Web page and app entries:
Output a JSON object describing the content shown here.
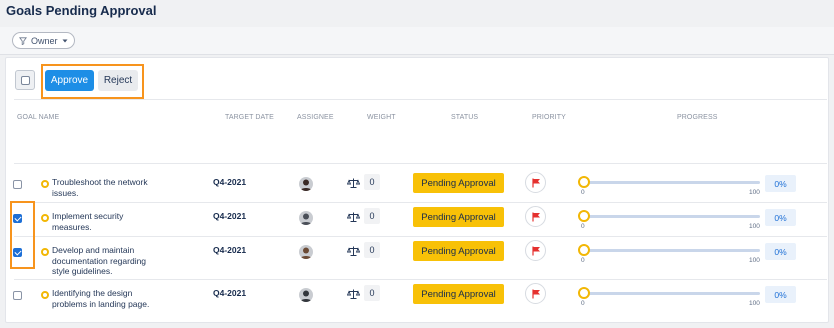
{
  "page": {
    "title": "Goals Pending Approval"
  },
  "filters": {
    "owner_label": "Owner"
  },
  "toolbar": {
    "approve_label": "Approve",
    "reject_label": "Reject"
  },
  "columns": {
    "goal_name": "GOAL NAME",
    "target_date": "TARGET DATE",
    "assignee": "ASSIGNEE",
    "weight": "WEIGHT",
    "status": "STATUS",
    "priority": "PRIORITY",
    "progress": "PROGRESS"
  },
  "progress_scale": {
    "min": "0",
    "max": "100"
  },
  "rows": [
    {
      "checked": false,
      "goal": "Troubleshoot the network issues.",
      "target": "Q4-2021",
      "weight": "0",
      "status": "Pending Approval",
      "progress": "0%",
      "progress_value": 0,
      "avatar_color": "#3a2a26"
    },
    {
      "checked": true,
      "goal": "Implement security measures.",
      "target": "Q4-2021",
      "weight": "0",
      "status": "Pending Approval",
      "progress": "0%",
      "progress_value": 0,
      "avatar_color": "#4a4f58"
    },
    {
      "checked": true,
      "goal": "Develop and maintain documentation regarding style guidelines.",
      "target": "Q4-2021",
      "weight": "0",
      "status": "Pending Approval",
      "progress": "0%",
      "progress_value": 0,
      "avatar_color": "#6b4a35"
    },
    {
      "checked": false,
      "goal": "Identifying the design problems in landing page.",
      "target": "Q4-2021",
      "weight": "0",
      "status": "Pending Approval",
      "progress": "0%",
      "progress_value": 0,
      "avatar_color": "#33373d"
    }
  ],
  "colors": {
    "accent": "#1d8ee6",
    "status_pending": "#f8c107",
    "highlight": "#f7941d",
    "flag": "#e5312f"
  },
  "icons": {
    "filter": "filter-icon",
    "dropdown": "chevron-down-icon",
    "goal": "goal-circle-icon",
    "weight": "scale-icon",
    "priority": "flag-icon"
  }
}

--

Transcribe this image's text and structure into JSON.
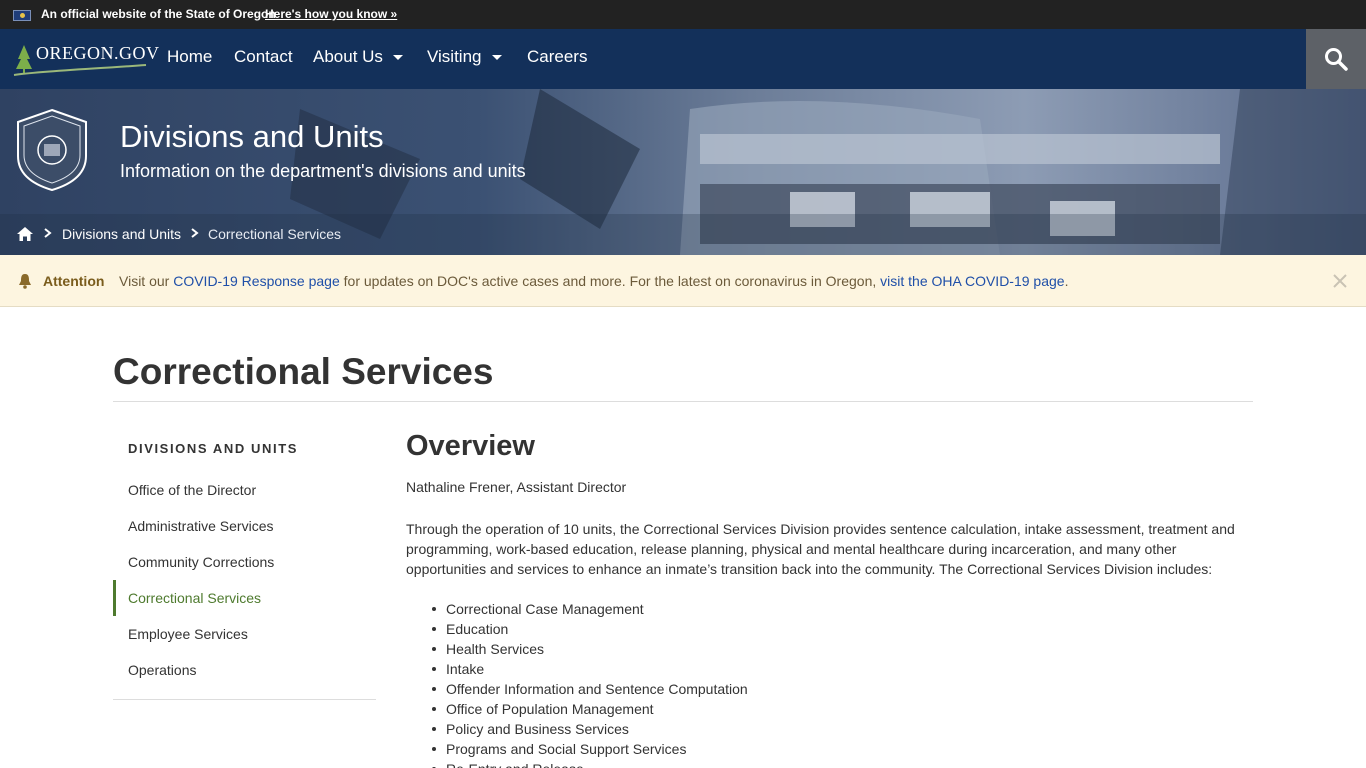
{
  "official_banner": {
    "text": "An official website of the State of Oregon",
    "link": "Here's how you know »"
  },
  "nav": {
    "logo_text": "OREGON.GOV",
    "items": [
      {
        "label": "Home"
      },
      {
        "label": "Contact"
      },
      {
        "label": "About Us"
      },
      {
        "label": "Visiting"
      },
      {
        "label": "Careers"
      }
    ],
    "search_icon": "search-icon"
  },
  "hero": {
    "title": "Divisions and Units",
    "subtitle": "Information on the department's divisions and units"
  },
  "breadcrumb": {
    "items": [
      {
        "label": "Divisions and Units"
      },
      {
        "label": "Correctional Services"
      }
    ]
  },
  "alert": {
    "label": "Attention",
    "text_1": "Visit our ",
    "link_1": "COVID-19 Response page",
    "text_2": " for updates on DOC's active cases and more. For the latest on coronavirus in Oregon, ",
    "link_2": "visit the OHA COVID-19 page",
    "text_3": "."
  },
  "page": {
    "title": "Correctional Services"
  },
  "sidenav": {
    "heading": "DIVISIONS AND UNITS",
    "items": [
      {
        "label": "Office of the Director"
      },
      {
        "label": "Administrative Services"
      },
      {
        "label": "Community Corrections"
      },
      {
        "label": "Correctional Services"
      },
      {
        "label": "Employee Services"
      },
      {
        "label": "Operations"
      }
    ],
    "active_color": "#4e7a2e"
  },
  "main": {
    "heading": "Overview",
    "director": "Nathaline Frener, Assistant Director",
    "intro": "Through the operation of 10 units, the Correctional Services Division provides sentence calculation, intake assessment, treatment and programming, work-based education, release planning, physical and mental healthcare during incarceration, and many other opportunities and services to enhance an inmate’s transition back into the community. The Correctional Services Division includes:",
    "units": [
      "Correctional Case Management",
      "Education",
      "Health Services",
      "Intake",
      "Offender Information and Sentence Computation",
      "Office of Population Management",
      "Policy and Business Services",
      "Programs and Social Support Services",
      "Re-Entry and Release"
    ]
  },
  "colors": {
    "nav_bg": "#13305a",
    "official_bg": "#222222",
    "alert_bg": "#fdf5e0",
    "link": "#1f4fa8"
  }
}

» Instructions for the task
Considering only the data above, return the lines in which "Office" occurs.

» Task solution
        "label": "Office of the Director"
      "Office of Population Management",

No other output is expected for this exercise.